Hansen had been on Social Security for a few years before the pandemic hit, she said. But COVID-19 made her more aware of her mortality.

“I really thought, ‘I’m in great health, and I could do so much and I’m strong, and I work out and you know, I’m gonna live 30 more years,’” she said. 

That that soon changed, she said. Even taking precautions such as masking and vaccines didn’t always guarantee safety. Some peers did both, she said, and still died of COVID-19.

“I’m a senior, very active senior, but it kind of really opened my eyes to my own mortality,” she said. 

Early in the pandemic, Hansen said she started being hyper-aware of the people around her because of that risk. She felt vulnerable, and she felt angry.

Over time, Hansen said she felt herself becoming more adaptive. She set her will in order, cleaned her home and learned how to do basic home repairs.

Her increased awareness of her mortality also made her more mindful, Hansen said, and appreciative of friends whom she reconnected with over social media.

“Some of them, we just became very close,” she said. “[We shared] paragraphs and paragraphs of what’s going on,” she said.

She also learned to be more patient than she had been in the past, Hansen said. She’s better equipped to deal with things that used to upset her more, such as aggressive drivers or a neighbor revving a car engine in the early morning.

“I’ve really become more spiritual,” she said. “Not necessarily religious, or dogma, but I’ve become more kind to myself and others.”

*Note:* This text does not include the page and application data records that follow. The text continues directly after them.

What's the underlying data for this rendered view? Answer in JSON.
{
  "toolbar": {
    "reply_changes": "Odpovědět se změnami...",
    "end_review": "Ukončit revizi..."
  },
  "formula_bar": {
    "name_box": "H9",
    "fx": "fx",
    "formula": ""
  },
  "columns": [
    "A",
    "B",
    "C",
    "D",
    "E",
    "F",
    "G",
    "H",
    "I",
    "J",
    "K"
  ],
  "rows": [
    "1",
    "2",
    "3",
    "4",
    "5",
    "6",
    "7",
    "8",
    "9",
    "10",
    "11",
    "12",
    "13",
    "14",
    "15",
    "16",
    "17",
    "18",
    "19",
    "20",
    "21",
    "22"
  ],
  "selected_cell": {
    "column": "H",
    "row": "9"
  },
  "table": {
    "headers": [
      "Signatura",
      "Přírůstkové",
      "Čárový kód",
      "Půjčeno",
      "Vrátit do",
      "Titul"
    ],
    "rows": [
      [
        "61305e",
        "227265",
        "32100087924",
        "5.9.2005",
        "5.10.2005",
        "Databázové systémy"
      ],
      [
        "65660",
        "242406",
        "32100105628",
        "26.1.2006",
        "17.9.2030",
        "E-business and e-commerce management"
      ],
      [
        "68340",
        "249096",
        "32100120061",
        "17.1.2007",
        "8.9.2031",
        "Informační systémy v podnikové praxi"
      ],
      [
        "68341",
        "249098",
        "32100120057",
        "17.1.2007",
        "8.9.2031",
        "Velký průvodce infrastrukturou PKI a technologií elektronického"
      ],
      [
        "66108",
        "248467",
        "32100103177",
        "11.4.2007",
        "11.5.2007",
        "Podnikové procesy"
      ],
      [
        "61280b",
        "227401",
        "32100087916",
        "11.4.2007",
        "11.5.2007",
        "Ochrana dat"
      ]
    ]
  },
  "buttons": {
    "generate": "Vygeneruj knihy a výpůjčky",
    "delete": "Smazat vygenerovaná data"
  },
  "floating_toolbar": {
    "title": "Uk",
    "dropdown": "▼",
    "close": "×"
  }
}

This report is made possible by the cooperative agreement with NWPB, the Lewiston Tribune and the Moscow-Pullman Daily News.